Vanessa Faroe in NSW’s coal mining affected Hunter Valley. Photo: Peter Stoop
Malabar Coal hasn’t floated on the ASX yet, but it has already made some powerful enemies in Dubai’s Sheik Mohammed bin Rashid Al Maktoum and other horse breeders in the NSW upper Hunter Valley region.
An institutional bookbuild for Malabar’s $20 million float is set to close on Thursday before a listing next month.
But the managing director of Sheik Mohammed’s Darley operations in Australia, Henry Plumptre, warned his group was prepared to go to “any lengths” to stop the development of the $1.2 billion Spur Hill underground coal project.
That is despite Malabar having specifically ruled out the prospect of an open-cut project to help avoid this situation.
The horse breeders are arguing that even though Spur Hill is an underground mine with less of a land footprint, it is close to the Hunter River and poses risks to the water system and aquifers.
“The horse breeding association has a concern about coalmines,” Malabar chairman Wayne Seabrook said.
“I understand their concerns.
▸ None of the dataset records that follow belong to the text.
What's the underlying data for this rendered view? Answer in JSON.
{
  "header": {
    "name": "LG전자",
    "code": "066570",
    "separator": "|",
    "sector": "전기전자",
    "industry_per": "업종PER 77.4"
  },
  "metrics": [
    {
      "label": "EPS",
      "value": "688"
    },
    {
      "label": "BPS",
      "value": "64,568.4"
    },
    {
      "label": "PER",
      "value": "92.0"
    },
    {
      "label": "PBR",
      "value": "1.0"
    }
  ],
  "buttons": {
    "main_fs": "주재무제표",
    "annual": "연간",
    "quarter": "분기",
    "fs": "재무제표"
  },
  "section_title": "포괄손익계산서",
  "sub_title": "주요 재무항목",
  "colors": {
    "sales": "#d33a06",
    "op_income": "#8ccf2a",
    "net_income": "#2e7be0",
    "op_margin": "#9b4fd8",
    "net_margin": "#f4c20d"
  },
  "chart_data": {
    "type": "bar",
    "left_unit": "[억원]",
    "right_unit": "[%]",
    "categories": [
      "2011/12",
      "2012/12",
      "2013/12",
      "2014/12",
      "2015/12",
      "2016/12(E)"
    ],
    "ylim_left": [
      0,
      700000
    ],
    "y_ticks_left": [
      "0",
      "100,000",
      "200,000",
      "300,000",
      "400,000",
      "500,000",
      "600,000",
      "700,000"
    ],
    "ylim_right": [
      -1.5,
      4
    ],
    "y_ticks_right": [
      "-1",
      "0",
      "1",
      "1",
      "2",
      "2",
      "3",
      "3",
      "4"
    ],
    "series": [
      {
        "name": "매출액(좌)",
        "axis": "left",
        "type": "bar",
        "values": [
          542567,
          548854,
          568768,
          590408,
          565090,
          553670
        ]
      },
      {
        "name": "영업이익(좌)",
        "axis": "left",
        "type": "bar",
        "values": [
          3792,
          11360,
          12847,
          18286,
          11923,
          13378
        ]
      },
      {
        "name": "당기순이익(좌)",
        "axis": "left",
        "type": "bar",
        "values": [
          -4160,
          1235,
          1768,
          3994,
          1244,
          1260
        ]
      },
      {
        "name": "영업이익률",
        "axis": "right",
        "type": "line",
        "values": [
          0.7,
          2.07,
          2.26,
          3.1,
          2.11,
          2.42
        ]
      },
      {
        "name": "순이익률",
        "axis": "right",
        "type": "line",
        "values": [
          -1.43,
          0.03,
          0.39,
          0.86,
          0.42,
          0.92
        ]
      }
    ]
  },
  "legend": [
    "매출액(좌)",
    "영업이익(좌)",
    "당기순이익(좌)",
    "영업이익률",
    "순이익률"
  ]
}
The important thing we did was we went out on the front foot saying we were not going to develop an open cut.”
Darley is equally opposed to Anglo American’s nearby Drayton South open-cut coal proposal – a replacement for an existing mine – which is much more advanced.
Almost 60 objections to that project have already been lodged by community and other groups.
Tensions between horse breeders and coalminers are reaching a boiling point in the Hunter Valley.
The NSW government tried to address the conflict through a strategic regional land-use policy released in September, but Hunter Valley Thoroughbred Breeders Association president Cameron Collins said a new process for approvals would appear to have little ability to actually block projects. “We are not trying to stop [existing] coalmining,” Mr Collins said. “But one of the things we are concerned about is the cumulative impact.”
In 2010, the Hunter Valley provided 80 to 90 per cent of the total value of stud horses exported from Australia.
The industry contributes more than $2.4 billion to the NSW economy annually.
Mr Seabrook said he didn’t expect water impacts to be an issue, and the state government approvals process should adequately address concerns.
This story first appeared on The Australian Financial Review.